In the case of interns, according to Woody, onboarding to mob programming shouldn’t be hard either. They already have fresh brains, so instead of making them rely on training, with mob programming they can learn by exposing themselves to the actual code from the very beginning.
In Woody’s experience, months of training can alienate newcomers from the actual work, since training materials might be outdated in comparison with the latest code.
Woody is in favor of having someone with little experience in his team interacting with others who are the opposite. To him, developers with little experience “can contribute their technical knowledge or their ability to design or their understanding of the technical stuff we’re trying to do.” More importantly, they have a beginner’s mind, which provides a unique perspective to the team.
In this regard, he considers that having different perspectives is highly important for the work: “A team of people who think the same is not exactly what we want. What we want is a shared understanding of the problems we’re trying to solve […] it’s in the doing of the work that we discover the work we must do. If we can get five different perspectives on that work, we’re going to be a lot better than if we just have the one perspective.”

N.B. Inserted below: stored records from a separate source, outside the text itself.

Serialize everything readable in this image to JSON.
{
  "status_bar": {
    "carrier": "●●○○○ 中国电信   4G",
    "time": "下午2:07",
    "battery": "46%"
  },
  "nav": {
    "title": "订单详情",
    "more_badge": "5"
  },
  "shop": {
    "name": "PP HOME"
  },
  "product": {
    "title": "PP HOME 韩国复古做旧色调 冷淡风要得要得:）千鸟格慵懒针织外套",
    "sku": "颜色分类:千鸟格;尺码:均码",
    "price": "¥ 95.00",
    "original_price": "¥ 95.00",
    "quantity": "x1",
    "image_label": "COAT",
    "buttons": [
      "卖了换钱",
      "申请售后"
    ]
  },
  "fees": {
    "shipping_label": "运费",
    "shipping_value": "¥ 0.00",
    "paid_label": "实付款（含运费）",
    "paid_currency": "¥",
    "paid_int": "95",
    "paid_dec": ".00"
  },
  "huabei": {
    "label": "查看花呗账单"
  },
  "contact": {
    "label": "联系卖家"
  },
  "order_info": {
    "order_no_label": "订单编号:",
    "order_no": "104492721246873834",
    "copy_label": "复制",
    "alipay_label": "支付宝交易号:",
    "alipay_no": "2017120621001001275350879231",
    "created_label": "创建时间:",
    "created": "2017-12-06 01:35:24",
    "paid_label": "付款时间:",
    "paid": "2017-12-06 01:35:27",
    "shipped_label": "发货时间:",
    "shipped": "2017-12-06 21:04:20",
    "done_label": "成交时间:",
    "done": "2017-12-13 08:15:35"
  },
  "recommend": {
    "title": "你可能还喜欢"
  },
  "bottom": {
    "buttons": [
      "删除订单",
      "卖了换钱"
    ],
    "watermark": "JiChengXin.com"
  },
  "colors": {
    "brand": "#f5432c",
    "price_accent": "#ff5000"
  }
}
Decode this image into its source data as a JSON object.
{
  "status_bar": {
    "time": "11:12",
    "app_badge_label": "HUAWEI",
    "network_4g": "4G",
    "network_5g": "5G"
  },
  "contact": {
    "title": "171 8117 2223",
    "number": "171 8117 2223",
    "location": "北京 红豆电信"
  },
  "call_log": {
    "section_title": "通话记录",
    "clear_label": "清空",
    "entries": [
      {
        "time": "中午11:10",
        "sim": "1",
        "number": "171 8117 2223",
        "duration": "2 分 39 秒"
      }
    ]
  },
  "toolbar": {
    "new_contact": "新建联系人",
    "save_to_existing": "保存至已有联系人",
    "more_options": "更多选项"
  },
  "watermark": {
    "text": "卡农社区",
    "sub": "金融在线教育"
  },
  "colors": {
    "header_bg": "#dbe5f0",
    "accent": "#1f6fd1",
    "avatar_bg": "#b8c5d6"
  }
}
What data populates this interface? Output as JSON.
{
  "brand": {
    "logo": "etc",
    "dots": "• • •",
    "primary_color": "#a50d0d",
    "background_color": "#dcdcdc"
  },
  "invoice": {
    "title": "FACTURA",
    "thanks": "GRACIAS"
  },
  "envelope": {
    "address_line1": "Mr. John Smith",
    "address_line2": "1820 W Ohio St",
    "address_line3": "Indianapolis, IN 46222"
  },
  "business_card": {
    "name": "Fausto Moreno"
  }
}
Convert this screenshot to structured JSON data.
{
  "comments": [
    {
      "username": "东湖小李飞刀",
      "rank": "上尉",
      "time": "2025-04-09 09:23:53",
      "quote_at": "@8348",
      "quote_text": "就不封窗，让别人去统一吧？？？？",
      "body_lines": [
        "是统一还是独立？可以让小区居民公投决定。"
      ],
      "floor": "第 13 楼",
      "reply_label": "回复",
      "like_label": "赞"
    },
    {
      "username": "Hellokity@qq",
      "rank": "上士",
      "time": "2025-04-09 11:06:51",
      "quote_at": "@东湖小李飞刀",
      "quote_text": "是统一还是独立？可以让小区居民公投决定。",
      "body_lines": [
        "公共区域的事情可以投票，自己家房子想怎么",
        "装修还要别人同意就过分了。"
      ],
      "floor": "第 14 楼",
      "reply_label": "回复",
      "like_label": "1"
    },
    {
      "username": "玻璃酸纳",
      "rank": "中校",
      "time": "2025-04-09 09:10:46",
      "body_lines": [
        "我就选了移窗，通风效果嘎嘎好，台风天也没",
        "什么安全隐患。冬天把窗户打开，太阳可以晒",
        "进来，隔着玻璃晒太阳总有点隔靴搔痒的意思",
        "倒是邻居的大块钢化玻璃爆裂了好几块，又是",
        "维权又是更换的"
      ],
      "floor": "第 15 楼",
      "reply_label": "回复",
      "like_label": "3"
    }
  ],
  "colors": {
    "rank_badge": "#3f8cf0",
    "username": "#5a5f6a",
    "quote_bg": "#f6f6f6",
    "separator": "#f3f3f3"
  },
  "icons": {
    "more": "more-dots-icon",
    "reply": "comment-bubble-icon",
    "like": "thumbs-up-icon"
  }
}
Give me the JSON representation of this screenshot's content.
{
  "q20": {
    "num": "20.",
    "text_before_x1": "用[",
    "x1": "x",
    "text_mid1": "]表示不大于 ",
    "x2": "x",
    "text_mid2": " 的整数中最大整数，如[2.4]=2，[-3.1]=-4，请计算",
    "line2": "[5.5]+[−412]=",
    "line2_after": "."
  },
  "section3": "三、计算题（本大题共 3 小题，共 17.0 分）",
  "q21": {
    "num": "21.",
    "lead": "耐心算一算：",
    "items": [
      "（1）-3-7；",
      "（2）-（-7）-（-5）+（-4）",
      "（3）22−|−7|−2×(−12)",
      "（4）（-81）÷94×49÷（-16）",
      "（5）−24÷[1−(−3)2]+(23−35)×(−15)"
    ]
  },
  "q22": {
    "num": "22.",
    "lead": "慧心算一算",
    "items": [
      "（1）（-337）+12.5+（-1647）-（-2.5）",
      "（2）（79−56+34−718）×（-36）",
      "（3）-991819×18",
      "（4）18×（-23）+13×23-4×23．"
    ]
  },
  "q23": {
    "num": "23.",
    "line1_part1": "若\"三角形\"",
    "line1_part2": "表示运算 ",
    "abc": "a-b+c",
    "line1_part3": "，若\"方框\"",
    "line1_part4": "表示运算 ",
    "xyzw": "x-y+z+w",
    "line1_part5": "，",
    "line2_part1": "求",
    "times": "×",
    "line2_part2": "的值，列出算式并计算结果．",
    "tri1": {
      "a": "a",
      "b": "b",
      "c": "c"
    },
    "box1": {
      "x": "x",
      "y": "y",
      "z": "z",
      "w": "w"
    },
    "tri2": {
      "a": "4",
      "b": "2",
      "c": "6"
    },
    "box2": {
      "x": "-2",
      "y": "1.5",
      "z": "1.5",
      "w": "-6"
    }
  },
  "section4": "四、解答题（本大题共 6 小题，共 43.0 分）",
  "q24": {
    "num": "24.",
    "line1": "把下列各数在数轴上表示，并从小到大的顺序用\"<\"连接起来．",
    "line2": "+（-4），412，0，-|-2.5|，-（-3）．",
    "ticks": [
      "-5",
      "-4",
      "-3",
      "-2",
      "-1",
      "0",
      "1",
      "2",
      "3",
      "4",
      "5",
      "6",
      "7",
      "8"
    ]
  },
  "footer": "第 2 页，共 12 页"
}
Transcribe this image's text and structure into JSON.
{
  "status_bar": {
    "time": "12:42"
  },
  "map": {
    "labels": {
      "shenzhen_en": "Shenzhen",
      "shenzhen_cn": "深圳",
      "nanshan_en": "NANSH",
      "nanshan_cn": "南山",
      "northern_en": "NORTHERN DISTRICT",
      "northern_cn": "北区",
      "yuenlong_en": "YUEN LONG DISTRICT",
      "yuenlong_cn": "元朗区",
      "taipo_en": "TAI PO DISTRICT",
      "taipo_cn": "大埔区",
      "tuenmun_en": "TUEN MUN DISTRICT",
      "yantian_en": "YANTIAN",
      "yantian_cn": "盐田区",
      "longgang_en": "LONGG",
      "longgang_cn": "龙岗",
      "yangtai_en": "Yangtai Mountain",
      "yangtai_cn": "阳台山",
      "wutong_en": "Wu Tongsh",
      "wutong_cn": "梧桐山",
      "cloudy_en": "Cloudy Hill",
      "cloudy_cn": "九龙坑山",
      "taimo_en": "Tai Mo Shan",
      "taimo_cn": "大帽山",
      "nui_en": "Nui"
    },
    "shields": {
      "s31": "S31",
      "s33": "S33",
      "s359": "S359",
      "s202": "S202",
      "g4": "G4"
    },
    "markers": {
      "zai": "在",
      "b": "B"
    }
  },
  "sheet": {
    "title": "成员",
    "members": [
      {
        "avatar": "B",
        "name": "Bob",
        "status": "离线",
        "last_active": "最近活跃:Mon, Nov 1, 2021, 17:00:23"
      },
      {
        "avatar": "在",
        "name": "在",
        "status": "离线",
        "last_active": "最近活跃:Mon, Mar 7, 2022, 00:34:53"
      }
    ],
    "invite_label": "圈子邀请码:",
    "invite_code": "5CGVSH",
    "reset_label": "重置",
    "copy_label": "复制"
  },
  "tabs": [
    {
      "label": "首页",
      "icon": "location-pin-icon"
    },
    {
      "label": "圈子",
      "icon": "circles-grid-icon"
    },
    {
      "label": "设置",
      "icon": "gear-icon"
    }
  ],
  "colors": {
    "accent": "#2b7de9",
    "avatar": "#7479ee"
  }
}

Beginners are more prone to approach problems from a non-programmer perspective characterized by technical thinking. Woody likes to take advantage of the point of view beginners provide and encourages junior and senior programmers to work together.
An exercise of his consists of making a junior and a senior provide an idea each for resolving a problem, and test out the junior’s first to help him learn from the experience while taking advantage of their fresh pair of eyes:
“Often what happens if we use an idea like an old person like me uses the same idea over and over, that’s one of the patterns that we’re stuck in and that’s not helpful if I can expand my thinking by having a different point of view interjected.”
As such, Woody understands that “ most of our work isn’t really about technical thinking; we’re solving human-level problems. “ In this way, he thinks that developer teams should approach development just as another human activity to avoid limitations:
“The languages we work in software development are extremely limited and we invent parts of those languages ourselves because everything we write is kind of a domain-specific language.”
Aside from the seniority of each developer providing different points of view, Woody also finds that teams possess individuals with different skill sets. These can add a lot of value when dealing with something they master, but also when participating in something out of the scope of their expertise:
“[when] we’re working on some front-end thing, the database person might say, “Wait a second. You’re hard-coding some stuff that should go into a data store somewhere that should be in a config file or maybe actually in the database.”
So we get all those different viewpoints and we resolve problems that therefore never happen to us.”
The bottom line
Learn more about Woody’s work on Agile and programming topics and check out his activities calendar at https://woodyzuill.com. You can reach him as well at his email: firstname.lastname@example.org.
Originally published at https://semaphoreci.com.